Royalty baby names explode in popularity

Photo: Alamy
Photo: Alamy 

We all want our children to do well in life and not struggle for money. Sure, it might be nice to think that one day that little baby in your arms might meet a real life princess or prince, a 'la Mary and her Danish prince but the likelihood of that, let's face it, is pretty slim.

Status, untold wealth and strict social hierarchies can be ultimately desirable to some parents and more and more are turning to regal names to set their babies apart from the pack.

Rather than obvious royal choices such as Charlotte and Victoria, William and George, there are those taking it next level.

Like literally.

Kourtney Kardashian used Reign for her third child three years ago and since then, there has been a perceivable increase in names linked to royalty. We took a look at the US Social Security Administration database to back up our assertion with fact. The numbers point to a real trend in the US, but most of these names are outlawed in Australia.


Royalty stormed in to the US top 1000 for the first time in 2016 at 532, making it the most significant mover of all the royal names.


From 900 in 2013 to 460 in 2016, that a rise of a mammoth 440 places in just four years. It is the very most literal of the royal names and a hot mover.

Rapper Lil' Kim gave her baby girl a royal double whammy in 2014, calling her Royal Reign.


Perhaps because people became accustomed to it via Kourtney Kardashian's son's Reign, this name hit the top 1000 for the first time in 2016, coming in at 829.



From 897 in 2006 to a ranking of 152 in 2016, this regal name has seen a meteoric rise in just ten years.


In 2015, Princess was barely inside the top 1000, ranking 999. She surged ahead a huge 232 places to come in at 767 in 2016. We'll be watching her closely to see how she fares in the 2017 list.


Prince has sat well inside the top 1000 for many years, however he mostly perched in the 700, 800 and 900 rankings.

In 2015 he cracked the top 400 for the first time at 388 and last year climbed another 45 places to reach 343. One to watch.


Duke is probably the most 'usual' of all the royal names, probably because it's given to so many pets.

He's also on the rise for baby humans, rising from 720 in 2013 to 557 in 2016, a jump of 163 places. 

Other titles

Heiress Diana

Tameka "Tiny" Harris and Clifford "T.I." Harris used this uppercrust name for their baby daughter born in March 2016.

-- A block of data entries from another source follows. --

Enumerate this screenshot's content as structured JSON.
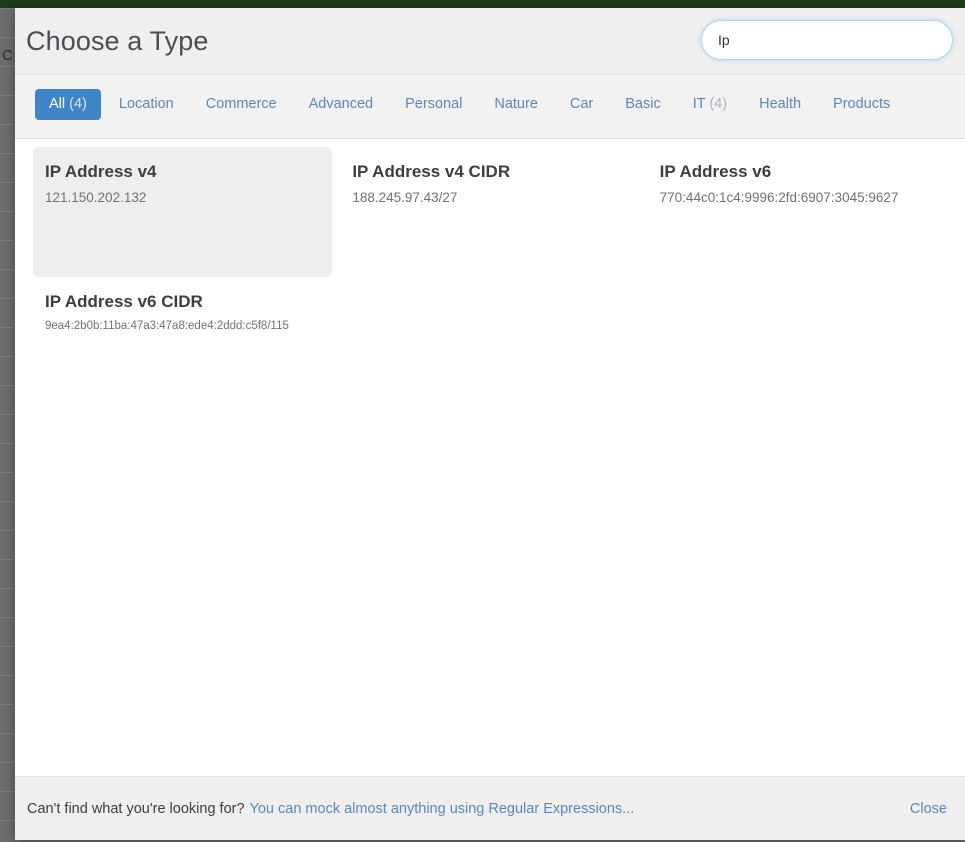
{
  "background": {
    "topbar_color": "#1d3b1d",
    "strip_color": "#6e6e6e",
    "edge_glyph": "C"
  },
  "modal": {
    "title": "Choose a Type",
    "search": {
      "value": "Ip",
      "placeholder": ""
    },
    "tabs": [
      {
        "label": "All",
        "count": "(4)",
        "active": true
      },
      {
        "label": "Location",
        "count": "",
        "active": false
      },
      {
        "label": "Commerce",
        "count": "",
        "active": false
      },
      {
        "label": "Advanced",
        "count": "",
        "active": false
      },
      {
        "label": "Personal",
        "count": "",
        "active": false
      },
      {
        "label": "Nature",
        "count": "",
        "active": false
      },
      {
        "label": "Car",
        "count": "",
        "active": false
      },
      {
        "label": "Basic",
        "count": "",
        "active": false
      },
      {
        "label": "IT",
        "count": "(4)",
        "active": false
      },
      {
        "label": "Health",
        "count": "",
        "active": false
      },
      {
        "label": "Products",
        "count": "",
        "active": false
      }
    ],
    "results": [
      {
        "title": "IP Address v4",
        "sample": "121.150.202.132",
        "selected": true,
        "small": false
      },
      {
        "title": "IP Address v4 CIDR",
        "sample": "188.245.97.43/27",
        "selected": false,
        "small": false
      },
      {
        "title": "IP Address v6",
        "sample": "770:44c0:1c4:9996:2fd:6907:3045:9627",
        "selected": false,
        "small": false
      },
      {
        "title": "IP Address v6 CIDR",
        "sample": "9ea4:2b0b:11ba:47a3:47a8:ede4:2ddd:c5f8/115",
        "selected": false,
        "small": true
      }
    ],
    "footer": {
      "prompt": "Can't find what you're looking for?",
      "link": "You can mock almost anything using Regular Expressions...",
      "close": "Close"
    },
    "colors": {
      "accent": "#3f86c9",
      "link": "#5b87bd",
      "selected_card": "#eeeeee"
    }
  }
}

We don't see this highly unique name catching on anytime soon, but Beyonce's son's name is notable here for its reference to ambition and social status.

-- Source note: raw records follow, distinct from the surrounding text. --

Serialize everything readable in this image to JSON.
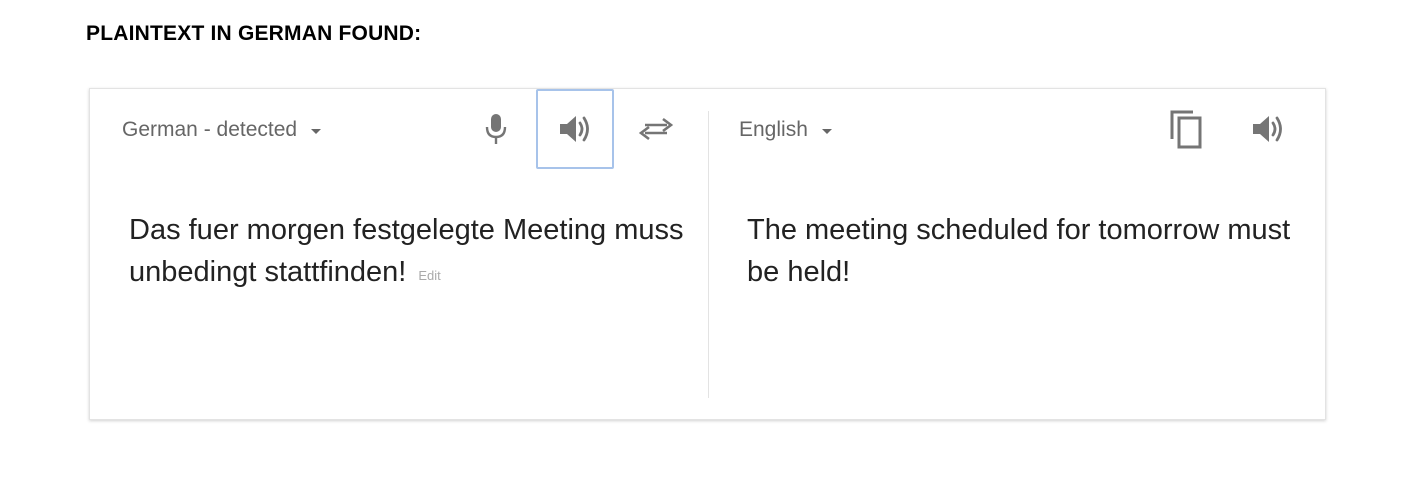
{
  "heading": "PLAINTEXT IN GERMAN FOUND:",
  "translator": {
    "source": {
      "language_label": "German - detected",
      "text": "Das fuer morgen festgelegte Meeting muss unbedingt stattfinden!",
      "edit_label": "Edit"
    },
    "target": {
      "language_label": "English",
      "text": "The meeting scheduled for tomorrow must be held!"
    },
    "icons": {
      "microphone": "microphone-icon",
      "source_speaker": "speaker-icon",
      "swap": "swap-languages-icon",
      "copy": "copy-icon",
      "target_speaker": "speaker-icon"
    },
    "colors": {
      "icon_gray": "#757575",
      "focus_border": "#a7c3ea",
      "muted_text": "#666666"
    }
  }
}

Here's one that's out

Earl has suffered a rankings trauma due to the fresh new feel of his royal counterparts and probably due in part to the questionable character of the same name in the tv series My Name is Earl.

Earl fell out of the US top 1000 in 2007, and hasn't been seen since. He sat at 712 in the year 2000.